Mount Young - Hirakimata
Size: 2885 hectares
The Mount Young – Hirakimata biodiversity focus area is situated on public land on Aotea / Great Barrier Island. The Mount Young - Hirakimata biodiversity focus area covers both Mount Young and Hirakimata / Mount Hobson. The land is administered by the Department of Conservation.
It is an extensive area of continuous native vegetation on rugged volcanic terrain.
The ecosystems found within this biodiversity focus area include:
- coastal forest (WF4) and pōhutukawa treeland on coastal cliffs (CL1) along a stretch of open coastline and within a sheltered bay on the west coast of the island
- a mosaic (mix) of kauri, podocarp, broadleaved forest (WF11) and regenerating kānuka forest and scrub (VS2)
- a stand of kauri-dominated forest (WF10)
- rocky inland bluffs (CL6)
- high-altitude cloud forest with kauri, tōwai, rātā and montane podocarps on the highest peaks of the island (MF25)
- many permanent and ephemeral streams including the streams which flow into Kaitoke Swamp.
Hirakimata is the highest point on Aotea / Great Barrier Island, at 627m above sea level. It is on this and surrounding high peaks where the high-altitude cloud forest (MF25) is found.
An extensive tract of forest and scrub cover the rugged terrain to the south and west of the summit of Hirakimata. Remnant kauri forest and regenerating kauri are found in the Wairahi Reserve. Some of the kauri stands are infected with kauri dieback, a soil-borne pathogen capable of killing kauri trees of all ages. Track upgrades have been completed and hygiene stations are in place to prevent further spread of kauri dieback.
There are three plant species present here that are found only on Aotea / Great Barrier Island.
Threatened and At-Risk seabird species, takoketai (black petrel) and Cook’s petrel, nest in burrows high up on Hirakimata.
Other native animals found within this biodiversity focus area include:
- toutouwai (North Island robin)
- koekoeā (long-tailed cuckoo)
- pekapeka-tou-roa (long-tailed bats)
- native lizard species.
There is an animal pest control programme underway, set up by the Department of Conservation with additional support from Auckland Council. The programme was established to help protect the seabird breeding populations and also to enhance the habitat value for other native plants and animals found here.
Pōhutukawa treeland, flaxland and rockland ecosystem (CL1)
This ecosystem occurs on coastal rock faces and eroding hill-slopes around the Auckland coastline and on offshore islands.
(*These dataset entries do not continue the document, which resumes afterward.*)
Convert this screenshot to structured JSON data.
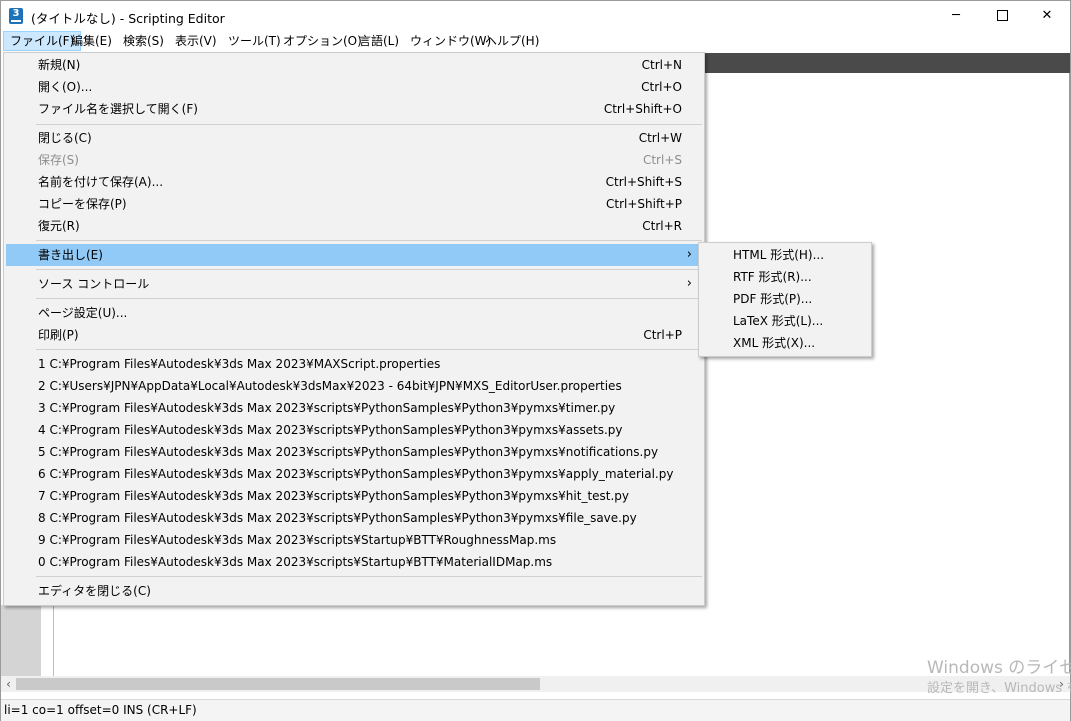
{
  "window": {
    "title": "(タイトルなし) - Scripting Editor",
    "icon_label": "3",
    "controls": {
      "minimize": "─",
      "close": "✕"
    }
  },
  "menubar": [
    {
      "id": "file",
      "label": "ファイル(F)",
      "active": true
    },
    {
      "id": "edit",
      "label": "編集(E)"
    },
    {
      "id": "search",
      "label": "検索(S)"
    },
    {
      "id": "view",
      "label": "表示(V)"
    },
    {
      "id": "tools",
      "label": "ツール(T)"
    },
    {
      "id": "options",
      "label": "オプション(O)"
    },
    {
      "id": "language",
      "label": "言語(L)"
    },
    {
      "id": "window",
      "label": "ウィンドウ(W)"
    },
    {
      "id": "help",
      "label": "ヘルプ(H)"
    }
  ],
  "file_menu": {
    "new": {
      "label": "新規(N)",
      "shortcut": "Ctrl+N"
    },
    "open": {
      "label": "開く(O)...",
      "shortcut": "Ctrl+O"
    },
    "open_named": {
      "label": "ファイル名を選択して開く(F)",
      "shortcut": "Ctrl+Shift+O"
    },
    "close": {
      "label": "閉じる(C)",
      "shortcut": "Ctrl+W"
    },
    "save": {
      "label": "保存(S)",
      "shortcut": "Ctrl+S",
      "disabled": true
    },
    "save_as": {
      "label": "名前を付けて保存(A)...",
      "shortcut": "Ctrl+Shift+S"
    },
    "save_copy": {
      "label": "コピーを保存(P)",
      "shortcut": "Ctrl+Shift+P"
    },
    "revert": {
      "label": "復元(R)",
      "shortcut": "Ctrl+R"
    },
    "export": {
      "label": "書き出し(E)",
      "arrow": "›",
      "highlighted": true
    },
    "source_control": {
      "label": "ソース コントロール",
      "arrow": "›"
    },
    "page_setup": {
      "label": "ページ設定(U)..."
    },
    "print": {
      "label": "印刷(P)",
      "shortcut": "Ctrl+P"
    },
    "recent": [
      "1 C:¥Program Files¥Autodesk¥3ds Max 2023¥MAXScript.properties",
      "2 C:¥Users¥JPN¥AppData¥Local¥Autodesk¥3dsMax¥2023 - 64bit¥JPN¥MXS_EditorUser.properties",
      "3 C:¥Program Files¥Autodesk¥3ds Max 2023¥scripts¥PythonSamples¥Python3¥pymxs¥timer.py",
      "4 C:¥Program Files¥Autodesk¥3ds Max 2023¥scripts¥PythonSamples¥Python3¥pymxs¥assets.py",
      "5 C:¥Program Files¥Autodesk¥3ds Max 2023¥scripts¥PythonSamples¥Python3¥pymxs¥notifications.py",
      "6 C:¥Program Files¥Autodesk¥3ds Max 2023¥scripts¥PythonSamples¥Python3¥pymxs¥apply_material.py",
      "7 C:¥Program Files¥Autodesk¥3ds Max 2023¥scripts¥PythonSamples¥Python3¥pymxs¥hit_test.py",
      "8 C:¥Program Files¥Autodesk¥3ds Max 2023¥scripts¥PythonSamples¥Python3¥pymxs¥file_save.py",
      "9 C:¥Program Files¥Autodesk¥3ds Max 2023¥scripts¥Startup¥BTT¥RoughnessMap.ms",
      "0 C:¥Program Files¥Autodesk¥3ds Max 2023¥scripts¥Startup¥BTT¥MaterialIDMap.ms"
    ],
    "exit": {
      "label": "エディタを閉じる(C)"
    }
  },
  "export_submenu": [
    "HTML 形式(H)...",
    "RTF 形式(R)...",
    "PDF 形式(P)...",
    "LaTeX 形式(L)...",
    "XML 形式(X)..."
  ],
  "scrollbar": {
    "left_arrow": "‹",
    "right_arrow": "›"
  },
  "status": "li=1 co=1 offset=0 INS (CR+LF)",
  "watermark": {
    "line1": "Windows のライセ",
    "line2": "設定を開き、Windows を"
  },
  "colors": {
    "menu_bg": "#f2f2f2",
    "highlight": "#91c9f7",
    "menubar_active": "#cce8ff",
    "tabstrip": "#4a4a4a",
    "gutter": "#d4d4d4"
  }
}
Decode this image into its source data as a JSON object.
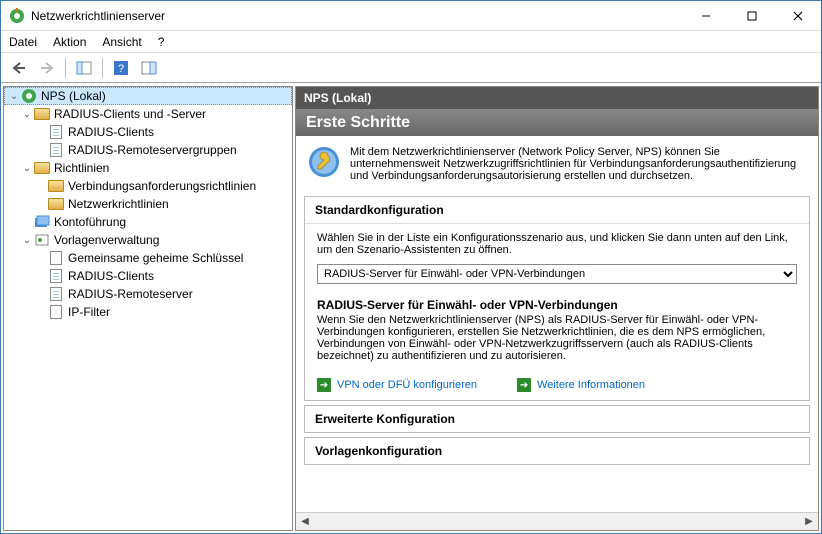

It contains a mosaic of different plant communities including herbs, flax, shrubs and trees.
Hebe, wharariki flaxland and rockland ecosystem (CL6)
This ecosystem is strongly influenced by environmental conditions such as high rainfall, earthquakes and soil moisture. It includes a mosaic of vegetation communities including lichens, herbs, grasses, sedges and low forest species.
Mild forest ecosystem
Kauri, tōwai, rātā, montane podocarp forest ecosystem (MF25)
Found on steep volcano summits, this ecosystem experiences high rainfall, long periods of cloud cover, high to gale-force winds and occasional snowfall.
Kānuka scrub and forest ecosystem (VS2)
Found throughout New Zealand, kānuka dominated forest establishes readily after fire. It's diverse range of flowering and fruiting shrubs and trees provide habitat for a wide range of invertebrates, birds and lizards.
Warm forest ecosystem
Kauri forest ecosystem (WF10)
In the north of New Zealand, dense forests of the iconic kauri occur on hill slopes and hill crests. This long-lived forest ecosystem is significantly threatened through the spread of kauri dieback.
Warm forest ecosystem
Kauri, podocarp, broadleaved forest ecosystem (WF11)
Once widespread across the Auckland region, this warm forest ecosystem contains a range of podocarp and broadleaf trees on different landforms. It is an ideal habitat for birds, bats and lizards thanks to an abundance of fruit and nectar.